“They hang out for hours, and not just drinking– they bring in their families, they play games, they watch football or hockey,” Penny said. “It’s like a decompressive space here. […] It’s like a community space.”

On tap
The brewery is already expanding through canning their beer, opening a satellite-taproom location and developing its lagers, Sundstrom said.

“We did our first canning run about a month ago,” he said, adding that Ten Mile’s beers can be found in local stores, such as The Wine Country, Corked and Liquor Land.

“We’re starting to get exposure outside of the brewery now,” he said.

Ten Mile will also expand into a new SteelCraft location in Bellflower by early 2019, Sundstrom said. SteelCraft’s location at Long Beach Boulevard and Bixby Road uses repurposed shipping containers to house food-and-drink vendors.

Sundstrom said SteelCraft has been selective about choosing vendors for its new Bellflower and Garden Grove locations, sending in secret shoppers to evaluate them.

“We were thrilled that they chose us,” Sundstrom said, noting that the other breweries selected for SteelCraft locations are larger and more well known. “To have a second location within your first year is astounding to me. We feel very blessed that this opportunity has happened.”

Another development Sundstrom is focusing on is the brewery’s lagers, which he says are the “new wave” in craft beers.

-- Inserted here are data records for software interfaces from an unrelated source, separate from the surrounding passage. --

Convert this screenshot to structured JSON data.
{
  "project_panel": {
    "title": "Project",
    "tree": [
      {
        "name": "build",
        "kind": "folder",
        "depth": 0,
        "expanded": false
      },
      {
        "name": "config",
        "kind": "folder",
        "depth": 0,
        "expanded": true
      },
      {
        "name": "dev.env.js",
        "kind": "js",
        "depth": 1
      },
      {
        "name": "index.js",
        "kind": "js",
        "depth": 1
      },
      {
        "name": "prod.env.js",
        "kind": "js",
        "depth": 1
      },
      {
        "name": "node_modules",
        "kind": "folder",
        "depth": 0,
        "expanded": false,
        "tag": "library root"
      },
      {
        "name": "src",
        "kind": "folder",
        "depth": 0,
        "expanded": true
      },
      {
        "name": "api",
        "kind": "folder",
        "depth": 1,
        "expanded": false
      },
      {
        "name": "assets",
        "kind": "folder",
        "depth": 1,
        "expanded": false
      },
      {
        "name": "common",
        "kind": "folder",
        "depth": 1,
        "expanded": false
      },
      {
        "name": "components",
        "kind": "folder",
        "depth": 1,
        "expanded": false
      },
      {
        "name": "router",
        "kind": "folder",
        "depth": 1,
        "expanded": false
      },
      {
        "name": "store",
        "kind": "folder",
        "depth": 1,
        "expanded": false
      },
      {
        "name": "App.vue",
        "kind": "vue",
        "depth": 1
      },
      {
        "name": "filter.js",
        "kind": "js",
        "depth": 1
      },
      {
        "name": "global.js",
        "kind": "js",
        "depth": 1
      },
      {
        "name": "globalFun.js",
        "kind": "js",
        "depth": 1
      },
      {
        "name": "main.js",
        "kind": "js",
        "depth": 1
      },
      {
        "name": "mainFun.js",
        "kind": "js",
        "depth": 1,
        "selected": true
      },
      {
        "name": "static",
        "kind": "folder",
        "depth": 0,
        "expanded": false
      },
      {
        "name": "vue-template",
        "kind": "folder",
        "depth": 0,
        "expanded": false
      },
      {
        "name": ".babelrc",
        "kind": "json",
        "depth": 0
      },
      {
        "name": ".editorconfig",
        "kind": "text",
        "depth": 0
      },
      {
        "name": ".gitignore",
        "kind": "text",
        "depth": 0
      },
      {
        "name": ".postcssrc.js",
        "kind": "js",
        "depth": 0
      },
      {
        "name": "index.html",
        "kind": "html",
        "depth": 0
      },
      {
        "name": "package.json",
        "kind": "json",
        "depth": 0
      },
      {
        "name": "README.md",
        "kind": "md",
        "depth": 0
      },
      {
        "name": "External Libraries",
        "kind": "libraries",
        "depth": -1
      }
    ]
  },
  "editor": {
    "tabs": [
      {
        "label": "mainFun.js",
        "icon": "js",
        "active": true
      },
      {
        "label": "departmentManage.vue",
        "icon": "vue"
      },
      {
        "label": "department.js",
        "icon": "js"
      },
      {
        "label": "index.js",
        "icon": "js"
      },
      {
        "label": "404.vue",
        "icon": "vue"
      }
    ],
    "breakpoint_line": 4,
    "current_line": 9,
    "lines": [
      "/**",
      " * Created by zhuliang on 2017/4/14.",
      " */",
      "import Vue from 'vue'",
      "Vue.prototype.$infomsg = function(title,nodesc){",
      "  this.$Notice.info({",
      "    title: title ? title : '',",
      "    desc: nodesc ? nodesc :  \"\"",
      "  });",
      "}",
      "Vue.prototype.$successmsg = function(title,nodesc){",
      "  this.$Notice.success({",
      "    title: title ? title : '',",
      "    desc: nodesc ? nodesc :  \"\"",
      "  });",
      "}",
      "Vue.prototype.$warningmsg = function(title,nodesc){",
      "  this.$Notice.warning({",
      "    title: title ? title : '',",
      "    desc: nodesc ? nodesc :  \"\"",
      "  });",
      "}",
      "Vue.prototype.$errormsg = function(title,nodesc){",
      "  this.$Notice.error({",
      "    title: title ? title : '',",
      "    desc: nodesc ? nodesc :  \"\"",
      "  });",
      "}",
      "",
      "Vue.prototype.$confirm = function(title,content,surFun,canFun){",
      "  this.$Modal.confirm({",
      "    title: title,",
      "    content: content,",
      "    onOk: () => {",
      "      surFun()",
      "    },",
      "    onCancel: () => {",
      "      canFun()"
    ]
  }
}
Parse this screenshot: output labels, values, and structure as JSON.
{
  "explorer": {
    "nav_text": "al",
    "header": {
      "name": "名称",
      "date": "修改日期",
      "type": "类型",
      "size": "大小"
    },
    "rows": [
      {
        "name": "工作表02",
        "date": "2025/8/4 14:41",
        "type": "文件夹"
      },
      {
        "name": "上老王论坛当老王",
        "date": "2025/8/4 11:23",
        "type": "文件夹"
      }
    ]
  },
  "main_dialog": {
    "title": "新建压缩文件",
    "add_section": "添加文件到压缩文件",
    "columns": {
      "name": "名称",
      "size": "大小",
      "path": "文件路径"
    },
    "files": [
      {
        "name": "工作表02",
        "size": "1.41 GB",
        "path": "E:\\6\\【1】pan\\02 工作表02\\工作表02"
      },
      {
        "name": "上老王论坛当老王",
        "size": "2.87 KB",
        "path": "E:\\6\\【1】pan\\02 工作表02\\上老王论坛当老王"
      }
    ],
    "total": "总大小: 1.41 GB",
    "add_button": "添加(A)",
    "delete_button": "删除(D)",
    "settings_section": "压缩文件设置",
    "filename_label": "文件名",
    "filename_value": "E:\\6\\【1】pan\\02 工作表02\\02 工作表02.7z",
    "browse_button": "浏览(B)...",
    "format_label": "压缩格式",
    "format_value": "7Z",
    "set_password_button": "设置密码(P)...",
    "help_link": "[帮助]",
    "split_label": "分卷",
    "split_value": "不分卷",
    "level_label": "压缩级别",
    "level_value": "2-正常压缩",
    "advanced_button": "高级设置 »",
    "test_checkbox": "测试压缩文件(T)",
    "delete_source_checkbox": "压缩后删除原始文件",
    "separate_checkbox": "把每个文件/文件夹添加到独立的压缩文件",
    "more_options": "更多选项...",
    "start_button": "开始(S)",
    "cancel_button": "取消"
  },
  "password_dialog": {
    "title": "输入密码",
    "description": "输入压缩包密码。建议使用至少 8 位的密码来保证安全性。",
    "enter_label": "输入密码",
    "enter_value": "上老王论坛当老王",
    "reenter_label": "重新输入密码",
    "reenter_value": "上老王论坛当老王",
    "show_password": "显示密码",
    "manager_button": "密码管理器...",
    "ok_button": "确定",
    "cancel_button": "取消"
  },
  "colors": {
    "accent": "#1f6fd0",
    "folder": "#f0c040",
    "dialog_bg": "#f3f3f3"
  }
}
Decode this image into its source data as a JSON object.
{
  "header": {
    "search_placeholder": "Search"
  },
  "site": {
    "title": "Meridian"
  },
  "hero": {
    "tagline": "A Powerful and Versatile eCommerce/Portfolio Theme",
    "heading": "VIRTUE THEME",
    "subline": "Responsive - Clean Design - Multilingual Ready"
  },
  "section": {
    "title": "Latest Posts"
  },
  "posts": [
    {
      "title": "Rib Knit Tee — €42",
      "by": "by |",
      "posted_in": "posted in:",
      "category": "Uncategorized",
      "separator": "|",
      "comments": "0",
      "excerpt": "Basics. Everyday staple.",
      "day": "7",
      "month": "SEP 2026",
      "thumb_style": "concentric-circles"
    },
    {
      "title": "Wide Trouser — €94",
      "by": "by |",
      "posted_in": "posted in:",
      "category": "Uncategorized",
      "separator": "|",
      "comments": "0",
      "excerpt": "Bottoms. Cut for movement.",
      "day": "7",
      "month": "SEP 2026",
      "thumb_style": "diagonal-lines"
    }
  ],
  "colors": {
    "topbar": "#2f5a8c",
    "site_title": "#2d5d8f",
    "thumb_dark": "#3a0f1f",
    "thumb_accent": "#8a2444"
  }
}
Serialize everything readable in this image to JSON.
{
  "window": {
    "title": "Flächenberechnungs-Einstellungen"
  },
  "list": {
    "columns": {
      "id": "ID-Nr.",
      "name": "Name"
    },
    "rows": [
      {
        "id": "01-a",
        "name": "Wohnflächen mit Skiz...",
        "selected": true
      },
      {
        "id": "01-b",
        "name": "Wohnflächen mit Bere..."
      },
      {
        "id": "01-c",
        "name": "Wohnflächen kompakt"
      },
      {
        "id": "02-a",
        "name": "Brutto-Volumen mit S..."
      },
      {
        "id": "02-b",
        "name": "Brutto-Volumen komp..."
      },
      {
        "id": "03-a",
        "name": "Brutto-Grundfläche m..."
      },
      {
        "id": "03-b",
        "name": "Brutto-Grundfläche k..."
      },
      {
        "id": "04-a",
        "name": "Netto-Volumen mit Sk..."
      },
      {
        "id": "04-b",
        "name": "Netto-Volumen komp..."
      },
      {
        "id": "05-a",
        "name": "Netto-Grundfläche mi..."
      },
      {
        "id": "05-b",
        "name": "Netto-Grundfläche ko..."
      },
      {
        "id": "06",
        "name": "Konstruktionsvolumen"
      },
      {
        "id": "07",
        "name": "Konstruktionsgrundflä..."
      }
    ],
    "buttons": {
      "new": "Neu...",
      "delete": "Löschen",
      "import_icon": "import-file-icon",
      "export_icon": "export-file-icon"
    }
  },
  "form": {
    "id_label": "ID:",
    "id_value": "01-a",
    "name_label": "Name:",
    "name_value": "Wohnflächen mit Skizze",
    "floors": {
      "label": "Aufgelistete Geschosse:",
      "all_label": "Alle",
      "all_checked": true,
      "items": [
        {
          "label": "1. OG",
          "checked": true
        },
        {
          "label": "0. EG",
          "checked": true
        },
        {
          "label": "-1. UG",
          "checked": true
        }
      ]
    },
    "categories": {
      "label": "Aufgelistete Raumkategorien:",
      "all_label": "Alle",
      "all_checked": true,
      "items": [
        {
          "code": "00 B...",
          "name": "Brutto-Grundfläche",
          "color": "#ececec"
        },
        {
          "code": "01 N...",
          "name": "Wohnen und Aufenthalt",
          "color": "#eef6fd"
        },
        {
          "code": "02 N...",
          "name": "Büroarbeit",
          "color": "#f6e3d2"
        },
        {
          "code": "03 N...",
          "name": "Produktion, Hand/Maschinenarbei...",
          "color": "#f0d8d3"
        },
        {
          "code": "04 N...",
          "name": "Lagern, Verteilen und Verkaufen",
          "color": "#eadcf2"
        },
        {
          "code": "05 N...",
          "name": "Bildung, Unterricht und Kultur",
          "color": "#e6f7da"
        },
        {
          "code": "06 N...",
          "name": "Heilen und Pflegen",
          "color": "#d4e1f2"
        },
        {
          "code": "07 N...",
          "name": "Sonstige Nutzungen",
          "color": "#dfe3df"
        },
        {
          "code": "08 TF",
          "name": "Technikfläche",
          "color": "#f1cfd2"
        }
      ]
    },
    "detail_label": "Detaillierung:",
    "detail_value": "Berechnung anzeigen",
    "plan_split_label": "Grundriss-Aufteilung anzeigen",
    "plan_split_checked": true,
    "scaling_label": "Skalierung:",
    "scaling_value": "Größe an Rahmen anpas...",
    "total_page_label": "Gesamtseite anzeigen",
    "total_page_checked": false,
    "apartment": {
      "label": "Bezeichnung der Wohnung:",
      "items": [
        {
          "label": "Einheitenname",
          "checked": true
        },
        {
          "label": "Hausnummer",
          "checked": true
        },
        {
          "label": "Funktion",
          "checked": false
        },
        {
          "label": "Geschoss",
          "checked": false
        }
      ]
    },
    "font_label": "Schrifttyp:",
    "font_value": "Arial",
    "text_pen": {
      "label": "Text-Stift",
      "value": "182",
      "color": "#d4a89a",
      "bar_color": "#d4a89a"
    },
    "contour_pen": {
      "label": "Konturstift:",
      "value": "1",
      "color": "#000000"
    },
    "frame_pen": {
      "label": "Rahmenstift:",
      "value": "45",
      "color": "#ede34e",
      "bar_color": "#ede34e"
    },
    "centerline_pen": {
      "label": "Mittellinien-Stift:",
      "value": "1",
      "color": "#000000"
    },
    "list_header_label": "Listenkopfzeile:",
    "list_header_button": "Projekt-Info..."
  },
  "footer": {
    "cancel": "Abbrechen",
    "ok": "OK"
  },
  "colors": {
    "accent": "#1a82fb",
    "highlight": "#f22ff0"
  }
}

“Lagers traditionally haven’t been real widely produced in the craft-beer world because of time,” he said. “The world ‘lager’ itself means ‘cold storage’ and so when you make a lager, you need to count on it sitting around for a long time, […] and you can’t use that [tank] space for something else.”

The family had built a “lager wall” of tanks in the brewery dedicated to just that type of beer.

“That’s where they sit and condition, and we don’t touch them for a month,” he said. “Those beers will continue to improve even in three and six months. No commercial breweries really let their beer sit around that long.”
Sundstrom said he and Jesse formulate all their own recipes, many of which stem from their home-brewing years, adjusting them over time.

“Beer is a living thing, really,” he said. “It’s in constant evolution. It’s going to be green, if you will, and then it’s going to mature and come into its prime, and then it’s going to go out the backside. So we taste it at different times […] and we’ll go out next time and change a few things and do it all over again.”

Leave a Comment

If you want a picture to show with your comment, go get a gravatar.




Navigate Left
  • Carousel

    Wrigley meeting features talk about holiday safety, 2019 Blue Line closures

  • Ten miles high and climbing

    Carousel

    LBCF hosts event for residents to learn ways they can help homeless

  • Ten miles high and climbing

    Carousel

    Out with the old, in the with new

  • Ten miles high and climbing

    Carousel

    Residents push back on Heritage Square mixed-use development

  • Carousel

    ‘O’, Christmas tree…’

  • Ten miles high and climbing

    Carousel

    City organizers host grand opening for new Whaley Park playground

  • Ten miles high and climbing

    Carousel

    Woolsey Fire update: 100 percent contained

  • Ten miles high and climbing

    Art

    Where the arts meet science

  • Ten miles high and climbing

    Carousel

    Long Beach Shakespeare Company’s Sir Gawain and the Green Knight

  • Ten miles high and climbing

    Carousel

    Get to the chopper!

Navigate Right
Serving Bixby Knolls, California Heights, Los Cerritos, Wrigley and Signal Hill
Ten miles high and climbing